“Before I became a writer, I was a registered nurse for ten years, and that was my ‘school’ for writing—taking care of patients taught me a lot about human nature, about hope and fear and love and loss and regret and triumph and especially about relationships—all things that I tend to focus on in my work.”
Women in transition are the focus of Elizabeth Berg’s fiction, from a teenager grieving the loss of her mother to a woman nursing her best friend through terminal cancer. “Berg always takes on the big issues: living, loving and loss,” writes Ruth Coughlin in People. Warm without being sentimental, optimistic without being cloying, and eminently readable, Berg has written 21 novels, three short story collections, and two nonfiction books, many of which have been New York Times bestsellers. Three of her novels were made into television movies. She has also been honored with the NEBA Award for her body of work.
Berg’s first novel, Durable Goods, won the ALA Best Book of the Year award. It traces the coming of age of the twelve-year-old narrator, Katie, and her fourteen-year-old sister, Diane. The novel is set on an army base in Texas during a summer in the 1960s. As the novel opens, the girls have recently lost their mother to cancer. They live with their abusive father, an army officer who treats them as if they were boot-camp recruits. Writing in Booklist, Diane Seaman remarked that Durable Goods is “suffused with humor and admiration for youth’s great capacity for love and instinct for truth.”
“Elizabeth Berg writes with humor and a big heart about resilience, loneliness, love and hope. And the transcendence that redeems.”

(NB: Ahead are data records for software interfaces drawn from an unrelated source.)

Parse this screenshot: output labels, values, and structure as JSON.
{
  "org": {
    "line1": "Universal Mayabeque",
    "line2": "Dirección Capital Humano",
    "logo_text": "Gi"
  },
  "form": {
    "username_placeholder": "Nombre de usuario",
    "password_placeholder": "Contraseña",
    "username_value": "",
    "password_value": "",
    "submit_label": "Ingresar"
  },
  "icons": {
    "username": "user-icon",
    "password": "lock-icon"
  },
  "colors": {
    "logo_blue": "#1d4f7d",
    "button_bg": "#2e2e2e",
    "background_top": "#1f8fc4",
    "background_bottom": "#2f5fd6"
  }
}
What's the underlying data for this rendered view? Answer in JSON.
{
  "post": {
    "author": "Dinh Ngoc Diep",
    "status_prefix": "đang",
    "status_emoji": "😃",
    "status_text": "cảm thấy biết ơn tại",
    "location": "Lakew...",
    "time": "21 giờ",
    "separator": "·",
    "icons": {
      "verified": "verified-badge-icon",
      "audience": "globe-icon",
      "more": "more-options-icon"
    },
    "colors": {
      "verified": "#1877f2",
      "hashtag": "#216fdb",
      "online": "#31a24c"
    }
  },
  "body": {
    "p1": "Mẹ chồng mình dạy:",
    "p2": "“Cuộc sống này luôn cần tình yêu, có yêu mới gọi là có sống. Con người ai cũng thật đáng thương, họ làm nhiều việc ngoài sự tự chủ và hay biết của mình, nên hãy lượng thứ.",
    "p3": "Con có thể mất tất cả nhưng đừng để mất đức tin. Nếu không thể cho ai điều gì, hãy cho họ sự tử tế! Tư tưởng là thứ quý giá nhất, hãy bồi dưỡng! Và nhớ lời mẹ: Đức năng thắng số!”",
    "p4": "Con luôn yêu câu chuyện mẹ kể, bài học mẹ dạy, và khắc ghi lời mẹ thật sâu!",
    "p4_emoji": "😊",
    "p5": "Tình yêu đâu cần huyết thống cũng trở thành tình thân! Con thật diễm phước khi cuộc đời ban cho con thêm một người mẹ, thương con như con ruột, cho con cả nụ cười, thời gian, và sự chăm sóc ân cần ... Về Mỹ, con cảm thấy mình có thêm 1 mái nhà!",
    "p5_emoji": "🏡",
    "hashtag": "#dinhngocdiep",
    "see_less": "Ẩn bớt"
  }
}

Berg’s second novel, Talk Before Sleep, focuses on the friendship between Ann, a nurse, and Ruth, who is dying. The book was shortlisted for an Abby Award, and won the AMC Cancer Research Center’s Illuminator Award for shedding light on breast cancer. In the book’s preface, Berg explains that the purpose of her novel is “to demonstrate the strength and salvation of women’s friendships” and “to personalize the devastating effects of losing someone to the disease.” Meg Meir in The Star Tribune remarked that the novel is “wickedly funny” as well as sad, and that the dialogue is “incredibly accurate in revealing what women talk about when they know each other well and are running out of time.”
Open House, Berg’s eighth novel, was an Oprah Book Club pick. It is the story of Samantha, a woman recreating her life after a divorce. Samantha’s husband has left her, and she must take in boarders to make her mortgage payments. Her first boarder is an older woman who offers sage advice and sorely needed comfort; the second is a maladjusted student who is not quite so helpful. Samantha makes a new friend who urges her to get out, get going, get work. But her real work is this: In order to emerge from grief and the past, she has to learn how to make her own happiness. Rochelle O’Gorman in the Los Angeles Times writes, “Berg captures the insanity that divorce brings on, balancing the hurt with a wry humor that makes it extremely accessible.”
Her most recent release is Make Someone Happy, a collection of short works originally posted online. Next up is The Story of Arthur Truluv, a novel about a trio of friends.
Berg began her career writing for magazines. She was a columnist for both New Woman and Parents. Her article on a cooking school in Positano, Italy, for National Geographic Traveler magazine, won the NATJA travel-writing award. Berg lectures on her most recent books, the stories behind her stories, and on the craft of writing. She lives in Oak Park, Illinois, but is a frequent visitor to San Francisco and Boston.
For more information on Elizabeth Berg, please visit elizabeth-berg.net.